**PROBLEM:** The records below should be copied in full, exactly as shown.

[Website and app data records]
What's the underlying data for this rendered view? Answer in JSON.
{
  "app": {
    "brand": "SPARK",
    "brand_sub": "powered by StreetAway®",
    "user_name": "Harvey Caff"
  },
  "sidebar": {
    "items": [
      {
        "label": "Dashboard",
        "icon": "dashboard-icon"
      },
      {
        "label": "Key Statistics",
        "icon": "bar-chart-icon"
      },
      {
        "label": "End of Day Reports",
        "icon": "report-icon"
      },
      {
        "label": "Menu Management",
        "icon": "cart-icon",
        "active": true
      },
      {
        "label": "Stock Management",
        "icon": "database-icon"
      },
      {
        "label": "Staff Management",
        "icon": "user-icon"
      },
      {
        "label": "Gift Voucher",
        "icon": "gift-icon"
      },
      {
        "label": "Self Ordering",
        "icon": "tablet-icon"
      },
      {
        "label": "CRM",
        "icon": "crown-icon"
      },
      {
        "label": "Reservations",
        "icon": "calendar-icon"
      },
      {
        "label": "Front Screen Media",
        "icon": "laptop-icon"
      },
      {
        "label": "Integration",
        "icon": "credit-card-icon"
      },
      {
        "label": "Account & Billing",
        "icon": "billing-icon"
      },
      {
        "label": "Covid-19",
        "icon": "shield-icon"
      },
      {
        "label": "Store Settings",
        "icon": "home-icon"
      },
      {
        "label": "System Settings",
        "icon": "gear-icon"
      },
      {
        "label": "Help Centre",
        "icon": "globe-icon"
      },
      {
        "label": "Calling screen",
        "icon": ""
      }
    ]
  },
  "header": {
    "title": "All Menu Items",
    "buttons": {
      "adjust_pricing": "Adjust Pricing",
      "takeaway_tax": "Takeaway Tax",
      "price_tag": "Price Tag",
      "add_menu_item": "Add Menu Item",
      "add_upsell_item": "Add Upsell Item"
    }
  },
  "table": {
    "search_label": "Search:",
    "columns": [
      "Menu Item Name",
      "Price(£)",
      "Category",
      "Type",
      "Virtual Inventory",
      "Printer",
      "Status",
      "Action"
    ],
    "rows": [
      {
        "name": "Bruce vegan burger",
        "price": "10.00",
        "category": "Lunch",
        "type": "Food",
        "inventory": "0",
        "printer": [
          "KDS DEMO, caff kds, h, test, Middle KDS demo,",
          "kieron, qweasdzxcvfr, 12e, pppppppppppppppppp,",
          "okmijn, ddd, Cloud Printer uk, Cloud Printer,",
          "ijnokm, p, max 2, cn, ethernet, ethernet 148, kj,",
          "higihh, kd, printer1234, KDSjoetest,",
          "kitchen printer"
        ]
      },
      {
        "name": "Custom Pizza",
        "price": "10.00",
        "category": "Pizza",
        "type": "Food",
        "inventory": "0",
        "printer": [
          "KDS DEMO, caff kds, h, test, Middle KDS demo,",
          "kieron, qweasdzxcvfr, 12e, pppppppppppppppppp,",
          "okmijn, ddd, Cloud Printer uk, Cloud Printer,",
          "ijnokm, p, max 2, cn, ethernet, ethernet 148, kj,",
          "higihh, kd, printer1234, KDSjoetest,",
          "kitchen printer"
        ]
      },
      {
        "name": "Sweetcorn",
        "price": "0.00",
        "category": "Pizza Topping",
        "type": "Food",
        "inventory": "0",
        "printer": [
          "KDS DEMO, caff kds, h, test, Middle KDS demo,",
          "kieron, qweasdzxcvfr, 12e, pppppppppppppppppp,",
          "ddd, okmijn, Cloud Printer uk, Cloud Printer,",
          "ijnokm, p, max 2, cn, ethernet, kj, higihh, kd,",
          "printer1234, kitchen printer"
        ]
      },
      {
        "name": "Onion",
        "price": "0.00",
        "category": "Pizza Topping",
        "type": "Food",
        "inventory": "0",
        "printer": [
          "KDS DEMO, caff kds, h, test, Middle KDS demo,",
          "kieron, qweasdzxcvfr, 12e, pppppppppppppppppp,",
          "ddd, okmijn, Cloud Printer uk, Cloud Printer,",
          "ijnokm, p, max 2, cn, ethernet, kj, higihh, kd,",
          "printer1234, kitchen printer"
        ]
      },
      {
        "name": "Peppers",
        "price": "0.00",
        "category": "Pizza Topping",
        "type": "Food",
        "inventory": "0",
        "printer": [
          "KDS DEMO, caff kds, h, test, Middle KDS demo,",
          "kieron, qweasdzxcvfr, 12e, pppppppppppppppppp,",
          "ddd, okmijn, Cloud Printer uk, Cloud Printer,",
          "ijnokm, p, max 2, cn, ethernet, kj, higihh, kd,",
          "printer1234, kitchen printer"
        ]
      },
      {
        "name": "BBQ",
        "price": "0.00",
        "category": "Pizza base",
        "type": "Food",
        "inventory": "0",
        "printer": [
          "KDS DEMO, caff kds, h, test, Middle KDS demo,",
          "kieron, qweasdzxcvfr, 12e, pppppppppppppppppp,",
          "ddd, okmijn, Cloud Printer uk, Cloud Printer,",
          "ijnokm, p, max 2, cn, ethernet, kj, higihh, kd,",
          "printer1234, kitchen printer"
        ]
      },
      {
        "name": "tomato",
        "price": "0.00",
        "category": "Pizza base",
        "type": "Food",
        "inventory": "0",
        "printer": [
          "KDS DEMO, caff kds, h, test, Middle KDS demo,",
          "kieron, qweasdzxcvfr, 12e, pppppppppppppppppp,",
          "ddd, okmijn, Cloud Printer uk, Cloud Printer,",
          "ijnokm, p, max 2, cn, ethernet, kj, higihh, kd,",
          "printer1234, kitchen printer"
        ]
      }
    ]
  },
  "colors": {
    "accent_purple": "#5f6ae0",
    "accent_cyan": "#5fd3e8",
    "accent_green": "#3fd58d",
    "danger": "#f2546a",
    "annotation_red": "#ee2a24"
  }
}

**EXERCISE OUTPUT:**
What's the underlying data for this rendered view? Answer in JSON.
{
  "app": {
    "brand": "SPARK",
    "brand_sub": "powered by StreetAway®",
    "user_name": "Harvey Caff"
  },
  "sidebar": {
    "items": [
      {
        "label": "Dashboard",
        "icon": "dashboard-icon"
      },
      {
        "label": "Key Statistics",
        "icon": "bar-chart-icon"
      },
      {
        "label": "End of Day Reports",
        "icon": "report-icon"
      },
      {
        "label": "Menu Management",
        "icon": "cart-icon",
        "active": true
      },
      {
        "label": "Stock Management",
        "icon": "database-icon"
      },
      {
        "label": "Staff Management",
        "icon": "user-icon"
      },
      {
        "label": "Gift Voucher",
        "icon": "gift-icon"
      },
      {
        "label": "Self Ordering",
        "icon": "tablet-icon"
      },
      {
        "label": "CRM",
        "icon": "crown-icon"
      },
      {
        "label": "Reservations",
        "icon": "calendar-icon"
      },
      {
        "label": "Front Screen Media",
        "icon": "laptop-icon"
      },
      {
        "label": "Integration",
        "icon": "credit-card-icon"
      },
      {
        "label": "Account & Billing",
        "icon": "billing-icon"
      },
      {
        "label": "Covid-19",
        "icon": "shield-icon"
      },
      {
        "label": "Store Settings",
        "icon": "home-icon"
      },
      {
        "label": "System Settings",
        "icon": "gear-icon"
      },
      {
        "label": "Help Centre",
        "icon": "globe-icon"
      },
      {
        "label": "Calling screen",
        "icon": ""
      }
    ]
  },
  "header": {
    "title": "All Menu Items",
    "buttons": {
      "adjust_pricing": "Adjust Pricing",
      "takeaway_tax": "Takeaway Tax",
      "price_tag": "Price Tag",
      "add_menu_item": "Add Menu Item",
      "add_upsell_item": "Add Upsell Item"
    }
  },
  "table": {
    "search_label": "Search:",
    "columns": [
      "Menu Item Name",
      "Price(£)",
      "Category",
      "Type",
      "Virtual Inventory",
      "Printer",
      "Status",
      "Action"
    ],
    "rows": [
      {
        "name": "Bruce vegan burger",
        "price": "10.00",
        "category": "Lunch",
        "type": "Food",
        "inventory": "0",
        "printer": [
          "KDS DEMO, caff kds, h, test, Middle KDS demo,",
          "kieron, qweasdzxcvfr, 12e, pppppppppppppppppp,",
          "okmijn, ddd, Cloud Printer uk, Cloud Printer,",
          "ijnokm, p, max 2, cn, ethernet, ethernet 148, kj,",
          "higihh, kd, printer1234, KDSjoetest,",
          "kitchen printer"
        ]
      },
      {
        "name": "Custom Pizza",
        "price": "10.00",
        "category": "Pizza",
        "type": "Food",
        "inventory": "0",
        "printer": [
          "KDS DEMO, caff kds, h, test, Middle KDS demo,",
          "kieron, qweasdzxcvfr, 12e, pppppppppppppppppp,",
          "okmijn, ddd, Cloud Printer uk, Cloud Printer,",
          "ijnokm, p, max 2, cn, ethernet, ethernet 148, kj,",
          "higihh, kd, printer1234, KDSjoetest,",
          "kitchen printer"
        ]
      },
      {
        "name": "Sweetcorn",
        "price": "0.00",
        "category": "Pizza Topping",
        "type": "Food",
        "inventory": "0",
        "printer": [
          "KDS DEMO, caff kds, h, test, Middle KDS demo,",
          "kieron, qweasdzxcvfr, 12e, pppppppppppppppppp,",
          "ddd, okmijn, Cloud Printer uk, Cloud Printer,",
          "ijnokm, p, max 2, cn, ethernet, kj, higihh, kd,",
          "printer1234, kitchen printer"
        ]
      },
      {
        "name": "Onion",
        "price": "0.00",
        "category": "Pizza Topping",
        "type": "Food",
        "inventory": "0",
        "printer": [
          "KDS DEMO, caff kds, h, test, Middle KDS demo,",
          "kieron, qweasdzxcvfr, 12e, pppppppppppppppppp,",
          "ddd, okmijn, Cloud Printer uk, Cloud Printer,",
          "ijnokm, p, max 2, cn, ethernet, kj, higihh, kd,",
          "printer1234, kitchen printer"
        ]
      },
      {
        "name": "Peppers",
        "price": "0.00",
        "category": "Pizza Topping",
        "type": "Food",
        "inventory": "0",
        "printer": [
          "KDS DEMO, caff kds, h, test, Middle KDS demo,",
          "kieron, qweasdzxcvfr, 12e, pppppppppppppppppp,",
          "ddd, okmijn, Cloud Printer uk, Cloud Printer,",
          "ijnokm, p, max 2, cn, ethernet, kj, higihh, kd,",
          "printer1234, kitchen printer"
        ]
      },
      {
        "name": "BBQ",
        "price": "0.00",
        "category": "Pizza base",
        "type": "Food",
        "inventory": "0",
        "printer": [
          "KDS DEMO, caff kds, h, test, Middle KDS demo,",
          "kieron, qweasdzxcvfr, 12e, pppppppppppppppppp,",
          "ddd, okmijn, Cloud Printer uk, Cloud Printer,",
          "ijnokm, p, max 2, cn, ethernet, kj, higihh, kd,",
          "printer1234, kitchen printer"
        ]
      },
      {
        "name": "tomato",
        "price": "0.00",
        "category": "Pizza base",
        "type": "Food",
        "inventory": "0",
        "printer": [
          "KDS DEMO, caff kds, h, test, Middle KDS demo,",
          "kieron, qweasdzxcvfr, 12e, pppppppppppppppppp,",
          "ddd, okmijn, Cloud Printer uk, Cloud Printer,",
          "ijnokm, p, max 2, cn, ethernet, kj, higihh, kd,",
          "printer1234, kitchen printer"
        ]
      }
    ]
  },
  "colors": {
    "accent_purple": "#5f6ae0",
    "accent_cyan": "#5fd3e8",
    "accent_green": "#3fd58d",
    "danger": "#f2546a",
    "annotation_red": "#ee2a24"
  }
}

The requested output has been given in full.